INSTRUCTIONS TO FOLLOW: Would you write out the full listing exactly, without any pictures?

SOURCE DATA:
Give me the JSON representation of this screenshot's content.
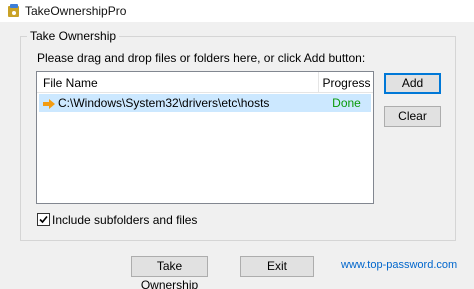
{
  "window": {
    "title": "TakeOwnershipPro",
    "icon": "takeownershippro-app-icon"
  },
  "group": {
    "label": "Take Ownership",
    "instructions": "Please drag and drop files or folders here, or click Add button:"
  },
  "list": {
    "columns": [
      "File Name",
      "Progress"
    ],
    "rows": [
      {
        "icon": "arrow-right-icon",
        "path": "C:\\Windows\\System32\\drivers\\etc\\hosts",
        "status": "Done",
        "selected": true
      }
    ]
  },
  "buttons": {
    "add": "Add",
    "clear": "Clear",
    "take_ownership": "Take Ownership",
    "exit": "Exit"
  },
  "options": {
    "include_subfolders_label": "Include subfolders and files",
    "include_subfolders_checked": true
  },
  "footer": {
    "link": "www.top-password.com"
  },
  "colors": {
    "accent": "#0078d7",
    "selection": "#cce8ff",
    "done": "#0a9a0a",
    "link": "#0066cc",
    "arrow": "#f39c12"
  }
}
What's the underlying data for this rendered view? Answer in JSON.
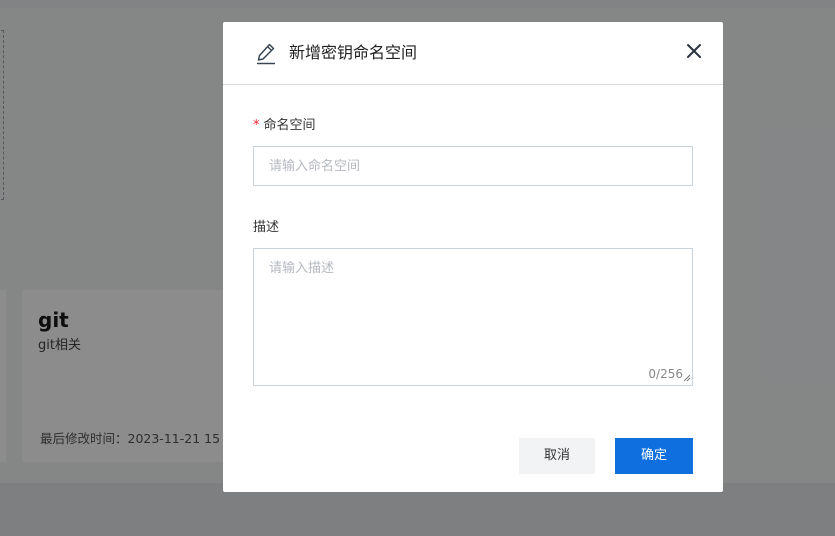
{
  "background": {
    "card": {
      "title": "git",
      "description": "git相关",
      "meta": "最后修改时间：2023-11-21 15"
    }
  },
  "modal": {
    "title": "新增密钥命名空间",
    "header_icon": "edit-pencil-icon",
    "close_icon": "close-icon",
    "namespace": {
      "required_mark": "*",
      "label": "命名空间",
      "placeholder": "请输入命名空间",
      "value": ""
    },
    "description": {
      "label": "描述",
      "placeholder": "请输入描述",
      "value": "",
      "counter": "0/256"
    },
    "buttons": {
      "cancel": "取消",
      "ok": "确定"
    }
  },
  "colors": {
    "primary": "#0f6fde",
    "required": "#f5222d",
    "mask": "rgba(0,0,0,0.45)"
  }
}
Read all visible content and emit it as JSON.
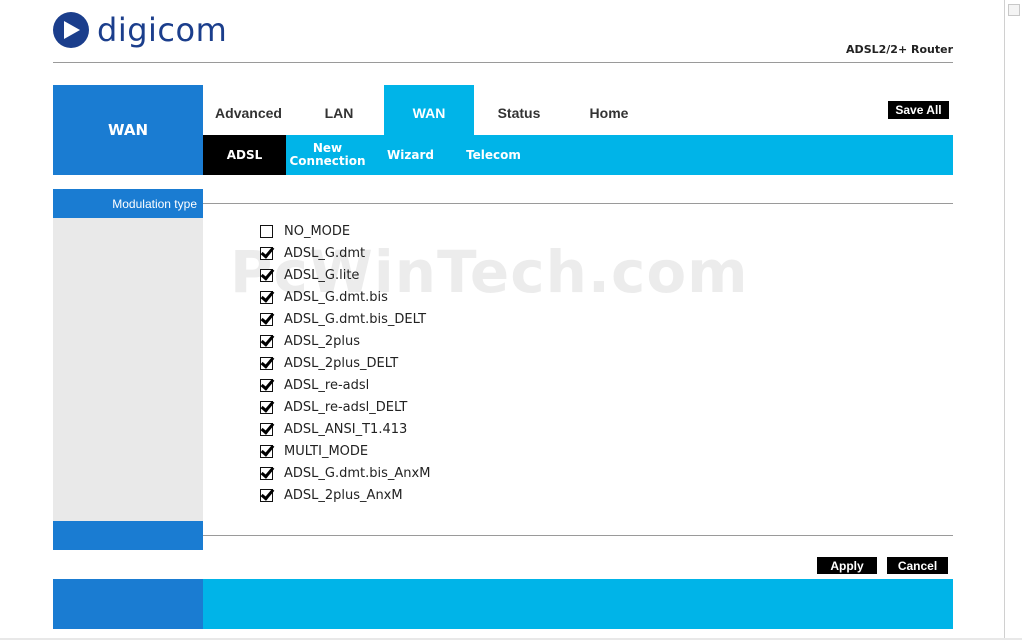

SOLUTION:
Give me the JSON representation of this screenshot's content.
{
  "window": {
    "title": "TakeOwnershipPro",
    "icon": "takeownershippro-app-icon"
  },
  "group": {
    "label": "Take Ownership",
    "instructions": "Please drag and drop files or folders here, or click Add button:"
  },
  "list": {
    "columns": [
      "File Name",
      "Progress"
    ],
    "rows": [
      {
        "icon": "arrow-right-icon",
        "path": "C:\\Windows\\System32\\drivers\\etc\\hosts",
        "status": "Done",
        "selected": true
      }
    ]
  },
  "buttons": {
    "add": "Add",
    "clear": "Clear",
    "take_ownership": "Take Ownership",
    "exit": "Exit"
  },
  "options": {
    "include_subfolders_label": "Include subfolders and files",
    "include_subfolders_checked": true
  },
  "footer": {
    "link": "www.top-password.com"
  },
  "colors": {
    "accent": "#0078d7",
    "selection": "#cce8ff",
    "done": "#0a9a0a",
    "link": "#0066cc",
    "arrow": "#f39c12"
  }
}
What's the underlying data for this rendered view? Answer in JSON.
{
  "background": {
    "card": {
      "title": "git",
      "description": "git相关",
      "meta": "最后修改时间：2023-11-21 15"
    }
  },
  "modal": {
    "title": "新增密钥命名空间",
    "header_icon": "edit-pencil-icon",
    "close_icon": "close-icon",
    "namespace": {
      "required_mark": "*",
      "label": "命名空间",
      "placeholder": "请输入命名空间",
      "value": ""
    },
    "description": {
      "label": "描述",
      "placeholder": "请输入描述",
      "value": "",
      "counter": "0/256"
    },
    "buttons": {
      "cancel": "取消",
      "ok": "确定"
    }
  },
  "colors": {
    "primary": "#0f6fde",
    "required": "#f5222d",
    "mask": "rgba(0,0,0,0.45)"
  }
}
Read all visible content and emit it as JSON.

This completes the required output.